A recent discovery by the IceCube collaboration linked a blazar TXS 0506+056 to a high energy neutrino emission [2,3]- a discovery made possible only due to the multi-messenger approach - combining neutrino observations with gamma-ray measurements by Fermi LAT and MAGIC. Within the angular resolution of the Icecube neutrinos there will be many objects resolved by LSST, only some of them will be considered possible source of neutrinos. It is of interest to study whether some of them show a particular type of behavior - for instance coincident change in activity or spectrum - and the relation to Fermi LAT measurements. Tidal disruption events are one of the proposed candidates for cosmic ray acceleration [4,5,6] - correlation study of such events identified by LSST with neutrinos can shed light on these phenomena.
A laboratory for development and testing optical sensors for astronomy was recently established at the FZU - Institute of Physics of the Czech Academy of Sciences. We collaborate closely with LSST and other projects, such as Pierre Auger Observatory and CTA. We follow the progress of instrumentation manufactures like Andor, Moravian instruments, Hamamatsu and others, testing their products or prototypes to check the performance and give feedback on how to improve the hardware or firmware.

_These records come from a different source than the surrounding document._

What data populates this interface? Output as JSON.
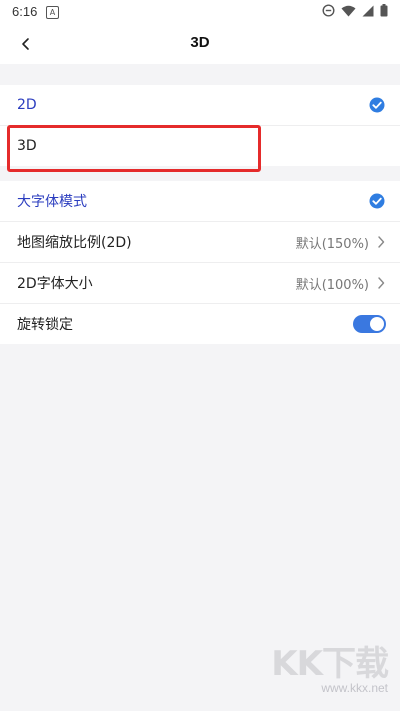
{
  "status_bar": {
    "time": "6:16",
    "notification_icon": "a-icon",
    "icons": [
      "dnd-icon",
      "wifi-icon",
      "signal-icon",
      "battery-icon"
    ]
  },
  "header": {
    "title": "3D",
    "back_icon": "chevron-left-icon"
  },
  "mode_group": {
    "items": [
      {
        "label": "2D",
        "selected": true
      },
      {
        "label": "3D",
        "selected": false
      }
    ]
  },
  "settings_group": {
    "items": [
      {
        "label": "大字体模式",
        "type": "check",
        "checked": true
      },
      {
        "label": "地图缩放比例(2D)",
        "value": "默认(150%)",
        "type": "link"
      },
      {
        "label": "2D字体大小",
        "value": "默认(100%)",
        "type": "link"
      },
      {
        "label": "旋转锁定",
        "type": "toggle",
        "on": true
      }
    ]
  },
  "colors": {
    "accent": "#2b3dbf",
    "check_blue": "#2f7de1",
    "toggle_on": "#3a78e0",
    "highlight_red": "#e52b2b"
  },
  "watermark": {
    "logo": "KK下载",
    "url": "www.kkx.net"
  }
}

We primarily offer an experimentally focused PhD student position. The candidate will work on characterization and developments of CCD and CMOS sensors/cameras for astronomy in our laboratory, including a type of CCD sensor used in LSST. Part of the work will be developing the laboratory itself, improving the experimental techniques and making new types of measurements possible, developing the control and data acquisition software. The experience gained while working with optical sensors, learning about the effects which affect the images, will be put to use within the LSST collaborations. The immediate contribution would be within the Instrumental Effects Working Group, helping to understand and calibrate the LSST observations. The detailed knowledge of the LSST data will be then an advantage for an analysis focused on multi-messenger studies combining it with IceCube and Fermi LAT public data.
An alternative, more theoretically focused work and PhD topic within the Dark Energy Science Collaboration (DESC) might be also identified. Our recent involvement in this respect was based on the simulations of modified gravities, and also related to the contribution to the Core Cosmological Library (CCL).